It’s very busy in the lead up to the end of financial year. There’s lots of discussion and lots of projects kicking off while funding is available to implement whitelisting. The customer I’m speaking with say they need it and want to get it rolling now.
Why? In my view there are two drivers:
1. Our friends at the ASD (Australian Signals Directorate) have updated their ISM (Information Security Manual) for government, and while that is not mandatory for all organisations, it’s a great document to baseline a path to better security. They also have this great page which many commercial and government organisations are referencing as a catalyst for change.
2. Good ol’ ransomware. The original Cryptolocker was detected back in September 2013 and was isolated almost a year ago in June 2014. Despite that, client after client has suffered from these types of attacks. A recent article on Threatpost talks about kits available to help hackers customise and replicate these attacks, and the increase in their regularity.
What’s the answer? Whitelisting of course! This is spelled out by the ASD as one of its Top 4 recommendations to mitigate the risk of targeted cyber intrusions. But what are the main challenge with whitelisting? Just implementation and its ongoing maintenance, that’s all.
“My antivirus (AV) supplier has a whitelisting function,” I hear you say, “why don’t you just turn that on?” I understand, but let’s look at three reasons why, in my view, this should be a separate function.
1. One size doesn’t fit all.
Much like a cheap suit, you don’t want to squeeze all your users into the same model. It just won’t fit. And if it does fit, they might have to work in a totally different way to make it fit, and then you’ll be left with cranky users.
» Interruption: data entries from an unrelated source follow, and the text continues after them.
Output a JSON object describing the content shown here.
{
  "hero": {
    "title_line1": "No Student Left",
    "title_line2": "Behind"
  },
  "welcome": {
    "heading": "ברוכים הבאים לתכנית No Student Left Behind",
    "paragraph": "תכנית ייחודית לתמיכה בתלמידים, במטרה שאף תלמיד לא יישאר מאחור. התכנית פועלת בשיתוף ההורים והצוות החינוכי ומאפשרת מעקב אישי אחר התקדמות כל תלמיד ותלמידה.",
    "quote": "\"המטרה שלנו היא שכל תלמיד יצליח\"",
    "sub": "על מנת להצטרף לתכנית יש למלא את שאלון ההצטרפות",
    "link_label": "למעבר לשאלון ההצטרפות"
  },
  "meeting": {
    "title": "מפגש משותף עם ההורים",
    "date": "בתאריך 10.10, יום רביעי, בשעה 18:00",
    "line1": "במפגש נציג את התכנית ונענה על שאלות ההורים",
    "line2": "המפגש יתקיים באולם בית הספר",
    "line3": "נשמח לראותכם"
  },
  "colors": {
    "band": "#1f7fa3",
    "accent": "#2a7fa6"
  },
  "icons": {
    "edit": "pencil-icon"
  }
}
Just because comparing files to a database of signatures or online service is accepted as a mechanism for antivirus doesn’t mean it’s a good fit for whitelisting. After all, you could argue that if antivirus was effective, we wouldn’t need whitelisting at all. I know from conversations with clients this is just not true.
Whitelisting needs to use a different, more controlled approach, maybe even one which puts more responsibility on the user.
2. Security is about layers.
Nobody just puts in the latest and greatest firewall and thinks, “There we go, we’re secure.” Security is always in layers and one of the most effective strategies is to use different products and even different vendors for the layers. I would argue that whitelisting is a separate layer and can benefit from a different product and vendor. So should you just blindly accept whatever your AV vendor has to offer? Maybe you shouldn’t. Look at what the market is doing. Look at what companies like yours and what security organisations are choosing for a whitelisting solution.
3. Antivirus is a different world.
You’ve heard of the saying, “jack of all trades, and master of none”? It’s also true of any focussed software vendor doing whitelisting. As much as they like to think they can do it all, the reality is we all have our own specialities and sweet spots. For vendors, it’s where they spend most of their research and development effort. Antivirus is a complex field and takes a lot of focus and resources to keep up to date—not only with the virus landscape, but also with competitors.
My recommendation is to look at products specifically designed to provide easy to manage whitelisting functionality.
Go out and talk to organisations that have done it. Make a decision that fits with your company’s goals and ongoing maintenance requirements. Implement a whitelisting solution that ticks all the boxes for you, rather than your incumbent antivirus vendor.
And, as always, test and make sure you are getting what you need. Brochures look good, but comments like, “they said it would do it”, usually don’t cut the mustard when a project stalls.
This article is brought to you by Enex TestLab, content directors for CSO Australia.